[Excerpts from an interface dataset]
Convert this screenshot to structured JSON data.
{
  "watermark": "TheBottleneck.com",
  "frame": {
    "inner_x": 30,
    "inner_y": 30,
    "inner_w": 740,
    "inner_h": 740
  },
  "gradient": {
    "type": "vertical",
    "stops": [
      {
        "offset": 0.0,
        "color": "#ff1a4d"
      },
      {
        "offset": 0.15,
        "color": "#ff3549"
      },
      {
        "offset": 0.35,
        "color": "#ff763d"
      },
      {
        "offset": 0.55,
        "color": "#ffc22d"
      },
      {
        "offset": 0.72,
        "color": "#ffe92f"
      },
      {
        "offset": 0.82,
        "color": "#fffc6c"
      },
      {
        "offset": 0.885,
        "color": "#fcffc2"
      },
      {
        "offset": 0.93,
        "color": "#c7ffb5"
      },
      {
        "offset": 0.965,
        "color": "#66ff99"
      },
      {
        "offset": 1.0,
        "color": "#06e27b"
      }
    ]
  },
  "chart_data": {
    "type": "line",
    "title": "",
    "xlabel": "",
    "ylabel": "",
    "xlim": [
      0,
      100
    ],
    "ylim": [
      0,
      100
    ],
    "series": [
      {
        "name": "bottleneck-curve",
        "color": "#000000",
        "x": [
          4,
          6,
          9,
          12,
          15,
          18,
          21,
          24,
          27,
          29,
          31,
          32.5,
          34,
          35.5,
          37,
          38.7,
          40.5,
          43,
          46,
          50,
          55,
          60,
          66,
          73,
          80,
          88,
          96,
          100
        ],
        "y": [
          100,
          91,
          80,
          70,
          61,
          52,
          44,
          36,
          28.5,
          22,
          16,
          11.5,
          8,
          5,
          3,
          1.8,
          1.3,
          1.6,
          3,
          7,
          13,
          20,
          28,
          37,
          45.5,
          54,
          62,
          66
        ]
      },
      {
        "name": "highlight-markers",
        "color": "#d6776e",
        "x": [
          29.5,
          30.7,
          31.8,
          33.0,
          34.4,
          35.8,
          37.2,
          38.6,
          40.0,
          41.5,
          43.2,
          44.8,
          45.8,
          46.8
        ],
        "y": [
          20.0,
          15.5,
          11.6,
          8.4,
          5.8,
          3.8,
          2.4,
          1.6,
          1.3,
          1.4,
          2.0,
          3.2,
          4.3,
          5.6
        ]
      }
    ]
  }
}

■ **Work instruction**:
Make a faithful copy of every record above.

■ **Your response**:
Convert this screenshot to structured JSON data.
{
  "watermark": "TheBottleneck.com",
  "frame": {
    "inner_x": 30,
    "inner_y": 30,
    "inner_w": 740,
    "inner_h": 740
  },
  "gradient": {
    "type": "vertical",
    "stops": [
      {
        "offset": 0.0,
        "color": "#ff1a4d"
      },
      {
        "offset": 0.15,
        "color": "#ff3549"
      },
      {
        "offset": 0.35,
        "color": "#ff763d"
      },
      {
        "offset": 0.55,
        "color": "#ffc22d"
      },
      {
        "offset": 0.72,
        "color": "#ffe92f"
      },
      {
        "offset": 0.82,
        "color": "#fffc6c"
      },
      {
        "offset": 0.885,
        "color": "#fcffc2"
      },
      {
        "offset": 0.93,
        "color": "#c7ffb5"
      },
      {
        "offset": 0.965,
        "color": "#66ff99"
      },
      {
        "offset": 1.0,
        "color": "#06e27b"
      }
    ]
  },
  "chart_data": {
    "type": "line",
    "title": "",
    "xlabel": "",
    "ylabel": "",
    "xlim": [
      0,
      100
    ],
    "ylim": [
      0,
      100
    ],
    "series": [
      {
        "name": "bottleneck-curve",
        "color": "#000000",
        "x": [
          4,
          6,
          9,
          12,
          15,
          18,
          21,
          24,
          27,
          29,
          31,
          32.5,
          34,
          35.5,
          37,
          38.7,
          40.5,
          43,
          46,
          50,
          55,
          60,
          66,
          73,
          80,
          88,
          96,
          100
        ],
        "y": [
          100,
          91,
          80,
          70,
          61,
          52,
          44,
          36,
          28.5,
          22,
          16,
          11.5,
          8,
          5,
          3,
          1.8,
          1.3,
          1.6,
          3,
          7,
          13,
          20,
          28,
          37,
          45.5,
          54,
          62,
          66
        ]
      },
      {
        "name": "highlight-markers",
        "color": "#d6776e",
        "x": [
          29.5,
          30.7,
          31.8,
          33.0,
          34.4,
          35.8,
          37.2,
          38.6,
          40.0,
          41.5,
          43.2,
          44.8,
          45.8,
          46.8
        ],
        "y": [
          20.0,
          15.5,
          11.6,
          8.4,
          5.8,
          3.8,
          2.4,
          1.6,
          1.3,
          1.4,
          2.0,
          3.2,
          4.3,
          5.6
        ]
      }
    ]
  }
}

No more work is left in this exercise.